Your goal> Show all the lines in the data below that include the word "JSON".

Dataset rows for apps and sites
::::

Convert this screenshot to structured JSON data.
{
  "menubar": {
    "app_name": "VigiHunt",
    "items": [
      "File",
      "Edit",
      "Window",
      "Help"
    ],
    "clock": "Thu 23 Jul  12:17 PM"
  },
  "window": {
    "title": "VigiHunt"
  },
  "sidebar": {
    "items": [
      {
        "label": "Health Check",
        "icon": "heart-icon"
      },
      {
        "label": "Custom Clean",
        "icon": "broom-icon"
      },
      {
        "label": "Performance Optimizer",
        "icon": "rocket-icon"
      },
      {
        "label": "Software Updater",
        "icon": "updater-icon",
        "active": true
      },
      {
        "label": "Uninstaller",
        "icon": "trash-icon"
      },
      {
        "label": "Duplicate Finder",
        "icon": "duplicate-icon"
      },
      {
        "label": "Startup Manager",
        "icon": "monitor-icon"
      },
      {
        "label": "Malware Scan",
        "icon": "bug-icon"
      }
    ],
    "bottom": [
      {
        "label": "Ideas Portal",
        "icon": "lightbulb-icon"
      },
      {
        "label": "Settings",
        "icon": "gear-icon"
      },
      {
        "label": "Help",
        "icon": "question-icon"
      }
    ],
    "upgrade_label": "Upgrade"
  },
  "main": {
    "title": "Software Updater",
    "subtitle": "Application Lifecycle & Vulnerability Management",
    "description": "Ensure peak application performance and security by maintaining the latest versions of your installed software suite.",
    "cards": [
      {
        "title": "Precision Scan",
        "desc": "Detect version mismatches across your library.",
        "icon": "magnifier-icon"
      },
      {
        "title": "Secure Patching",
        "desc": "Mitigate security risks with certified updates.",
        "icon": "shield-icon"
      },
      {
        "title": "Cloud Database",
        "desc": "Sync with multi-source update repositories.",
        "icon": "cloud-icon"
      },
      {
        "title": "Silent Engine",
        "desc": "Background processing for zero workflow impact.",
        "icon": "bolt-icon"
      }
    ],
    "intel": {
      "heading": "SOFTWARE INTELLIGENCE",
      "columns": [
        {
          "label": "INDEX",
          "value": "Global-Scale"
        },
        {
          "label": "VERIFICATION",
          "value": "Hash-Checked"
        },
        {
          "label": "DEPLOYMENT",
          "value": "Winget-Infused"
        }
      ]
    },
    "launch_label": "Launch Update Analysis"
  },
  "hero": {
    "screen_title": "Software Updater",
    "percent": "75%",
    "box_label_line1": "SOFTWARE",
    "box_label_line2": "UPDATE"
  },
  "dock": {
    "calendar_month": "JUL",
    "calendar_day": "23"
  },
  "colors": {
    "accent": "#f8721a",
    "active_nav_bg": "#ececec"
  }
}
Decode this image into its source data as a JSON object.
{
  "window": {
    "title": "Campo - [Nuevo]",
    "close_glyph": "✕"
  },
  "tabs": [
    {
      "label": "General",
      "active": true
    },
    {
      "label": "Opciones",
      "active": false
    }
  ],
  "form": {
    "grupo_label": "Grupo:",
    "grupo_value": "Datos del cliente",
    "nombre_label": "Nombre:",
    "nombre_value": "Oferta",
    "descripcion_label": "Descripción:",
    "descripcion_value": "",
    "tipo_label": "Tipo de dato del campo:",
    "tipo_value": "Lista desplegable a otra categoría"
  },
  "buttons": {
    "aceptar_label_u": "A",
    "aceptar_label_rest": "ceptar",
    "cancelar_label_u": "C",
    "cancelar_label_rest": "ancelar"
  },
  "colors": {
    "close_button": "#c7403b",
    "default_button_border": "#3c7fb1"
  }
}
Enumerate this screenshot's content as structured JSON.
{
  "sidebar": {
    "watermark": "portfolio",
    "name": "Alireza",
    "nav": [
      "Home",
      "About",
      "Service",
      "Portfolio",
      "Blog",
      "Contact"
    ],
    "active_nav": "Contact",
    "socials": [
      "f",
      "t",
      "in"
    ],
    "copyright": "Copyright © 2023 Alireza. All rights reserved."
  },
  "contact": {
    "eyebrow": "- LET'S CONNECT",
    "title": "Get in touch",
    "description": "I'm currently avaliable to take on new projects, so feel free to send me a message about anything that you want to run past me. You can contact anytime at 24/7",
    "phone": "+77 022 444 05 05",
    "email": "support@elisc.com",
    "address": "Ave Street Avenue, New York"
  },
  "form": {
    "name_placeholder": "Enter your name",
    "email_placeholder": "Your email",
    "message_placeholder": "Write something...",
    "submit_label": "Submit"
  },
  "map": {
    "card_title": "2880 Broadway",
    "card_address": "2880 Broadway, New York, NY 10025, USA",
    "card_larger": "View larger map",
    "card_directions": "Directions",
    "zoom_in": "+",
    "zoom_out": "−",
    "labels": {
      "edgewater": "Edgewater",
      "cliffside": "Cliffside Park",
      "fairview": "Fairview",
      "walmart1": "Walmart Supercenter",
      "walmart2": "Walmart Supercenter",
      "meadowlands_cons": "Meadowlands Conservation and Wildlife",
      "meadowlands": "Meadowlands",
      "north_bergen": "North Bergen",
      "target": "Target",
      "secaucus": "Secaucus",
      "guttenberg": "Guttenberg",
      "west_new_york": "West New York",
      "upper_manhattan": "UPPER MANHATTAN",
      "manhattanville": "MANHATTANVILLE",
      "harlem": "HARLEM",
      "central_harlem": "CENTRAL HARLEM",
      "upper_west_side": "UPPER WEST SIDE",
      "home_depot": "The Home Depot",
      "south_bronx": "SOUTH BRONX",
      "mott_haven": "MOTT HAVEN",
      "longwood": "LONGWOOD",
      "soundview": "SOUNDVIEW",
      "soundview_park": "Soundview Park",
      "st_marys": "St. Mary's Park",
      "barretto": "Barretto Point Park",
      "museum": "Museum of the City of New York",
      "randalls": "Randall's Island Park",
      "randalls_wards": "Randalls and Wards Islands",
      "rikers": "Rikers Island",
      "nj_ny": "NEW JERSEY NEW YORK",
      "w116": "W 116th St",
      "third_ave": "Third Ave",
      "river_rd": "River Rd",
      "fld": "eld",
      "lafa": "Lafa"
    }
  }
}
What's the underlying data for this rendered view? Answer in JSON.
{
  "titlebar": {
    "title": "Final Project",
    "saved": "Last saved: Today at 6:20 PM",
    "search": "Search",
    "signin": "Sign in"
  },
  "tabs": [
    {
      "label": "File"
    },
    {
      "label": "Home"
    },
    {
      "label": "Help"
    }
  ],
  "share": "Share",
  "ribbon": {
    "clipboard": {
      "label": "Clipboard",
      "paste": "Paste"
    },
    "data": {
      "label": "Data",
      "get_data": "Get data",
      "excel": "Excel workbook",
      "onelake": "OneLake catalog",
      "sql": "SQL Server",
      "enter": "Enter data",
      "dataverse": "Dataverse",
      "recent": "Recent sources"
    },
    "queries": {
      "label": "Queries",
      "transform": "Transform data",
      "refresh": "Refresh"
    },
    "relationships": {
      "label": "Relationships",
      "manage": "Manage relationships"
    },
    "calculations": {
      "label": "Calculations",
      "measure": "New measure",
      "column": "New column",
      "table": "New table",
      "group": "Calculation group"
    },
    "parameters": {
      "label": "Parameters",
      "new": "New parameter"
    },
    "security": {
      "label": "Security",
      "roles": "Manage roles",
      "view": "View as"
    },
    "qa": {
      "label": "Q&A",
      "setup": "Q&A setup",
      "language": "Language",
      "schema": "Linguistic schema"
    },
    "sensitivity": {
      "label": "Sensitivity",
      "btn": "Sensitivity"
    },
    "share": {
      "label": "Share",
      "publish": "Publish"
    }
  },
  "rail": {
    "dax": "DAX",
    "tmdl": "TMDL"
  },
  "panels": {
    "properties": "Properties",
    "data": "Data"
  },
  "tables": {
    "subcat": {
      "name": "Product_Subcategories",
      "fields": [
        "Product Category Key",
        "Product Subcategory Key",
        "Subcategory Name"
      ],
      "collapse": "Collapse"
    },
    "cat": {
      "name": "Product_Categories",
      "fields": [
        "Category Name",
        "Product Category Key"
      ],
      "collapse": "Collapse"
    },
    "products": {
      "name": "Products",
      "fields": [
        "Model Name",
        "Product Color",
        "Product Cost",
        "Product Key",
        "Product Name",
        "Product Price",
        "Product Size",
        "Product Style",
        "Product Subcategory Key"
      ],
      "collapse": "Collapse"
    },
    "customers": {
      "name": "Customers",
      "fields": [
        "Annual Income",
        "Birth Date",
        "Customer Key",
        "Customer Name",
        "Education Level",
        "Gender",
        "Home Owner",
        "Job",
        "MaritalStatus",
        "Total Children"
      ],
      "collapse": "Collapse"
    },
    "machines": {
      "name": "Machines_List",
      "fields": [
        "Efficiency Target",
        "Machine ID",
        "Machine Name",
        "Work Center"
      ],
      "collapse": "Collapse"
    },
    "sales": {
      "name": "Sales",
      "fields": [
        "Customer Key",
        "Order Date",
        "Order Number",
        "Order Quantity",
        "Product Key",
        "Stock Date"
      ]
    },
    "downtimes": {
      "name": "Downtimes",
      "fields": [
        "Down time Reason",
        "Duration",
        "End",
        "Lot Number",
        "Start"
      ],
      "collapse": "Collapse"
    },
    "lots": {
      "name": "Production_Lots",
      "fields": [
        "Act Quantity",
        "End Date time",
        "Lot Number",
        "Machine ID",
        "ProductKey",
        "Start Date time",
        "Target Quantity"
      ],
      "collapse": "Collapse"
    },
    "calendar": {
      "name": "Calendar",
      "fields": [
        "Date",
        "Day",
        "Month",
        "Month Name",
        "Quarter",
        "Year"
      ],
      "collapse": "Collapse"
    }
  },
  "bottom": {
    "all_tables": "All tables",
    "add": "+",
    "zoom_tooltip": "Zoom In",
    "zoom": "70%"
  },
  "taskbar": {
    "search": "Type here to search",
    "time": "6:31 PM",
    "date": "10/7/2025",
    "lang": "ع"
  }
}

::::

Response to this exercise>
Convert this screenshot to structured JSON data.
Decode this image into its source data as a JSON object.
Enumerate this screenshot's content as structured JSON.
What's the underlying data for this rendered view? Answer in JSON.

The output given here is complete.